> **Activity**
Find each line below containing the word "desc" and copy it.

[[ Available data, beginning ]]

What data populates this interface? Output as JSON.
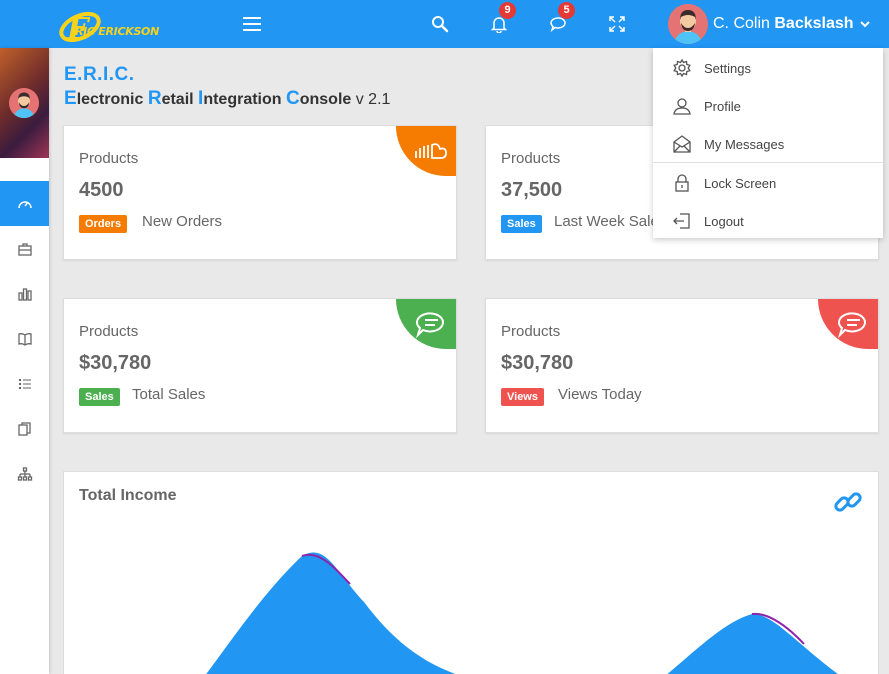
{
  "topbar": {
    "logo_text": "RIC ERICKSON",
    "notifications_count": "9",
    "messages_count": "5",
    "user_first": "C. Colin",
    "user_last": "Backslash"
  },
  "header": {
    "title": "E.R.I.C.",
    "subtitle_parts": [
      "E",
      "lectronic ",
      "R",
      "etail ",
      "I",
      "ntegration ",
      "C",
      "onsole"
    ],
    "version": "v 2.1"
  },
  "cards": [
    {
      "label": "Products",
      "value": "4500",
      "tag": "Orders",
      "desc": "New Orders",
      "tag_color": "#f57c00",
      "corner_color": "#f57c00",
      "icon": "soundcloud-icon"
    },
    {
      "label": "Products",
      "value": "37,500",
      "tag": "Sales",
      "desc": "Last Week Sales",
      "tag_color": "#2196f3",
      "corner_color": "#2196f3",
      "icon": "chart-icon"
    },
    {
      "label": "Products",
      "value": "$30,780",
      "tag": "Sales",
      "desc": "Total Sales",
      "tag_color": "#4caf50",
      "corner_color": "#4caf50",
      "icon": "chat-icon"
    },
    {
      "label": "Products",
      "value": "$30,780",
      "tag": "Views",
      "desc": "Views Today",
      "tag_color": "#ef5350",
      "corner_color": "#ef5350",
      "icon": "chat-icon"
    }
  ],
  "income": {
    "title": "Total Income"
  },
  "dropdown": {
    "items": [
      {
        "label": "Settings",
        "icon": "gear-icon"
      },
      {
        "label": "Profile",
        "icon": "user-icon"
      },
      {
        "label": "My Messages",
        "icon": "envelope-open-icon"
      },
      {
        "label": "Lock Screen",
        "icon": "lock-icon"
      },
      {
        "label": "Logout",
        "icon": "logout-icon"
      }
    ]
  },
  "colors": {
    "primary": "#2196f3"
  }
}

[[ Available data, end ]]

> **Problem solution**
      "desc": "New Orders",
      "desc": "Last Week Sales",
      "desc": "Total Sales",
      "desc": "Views Today",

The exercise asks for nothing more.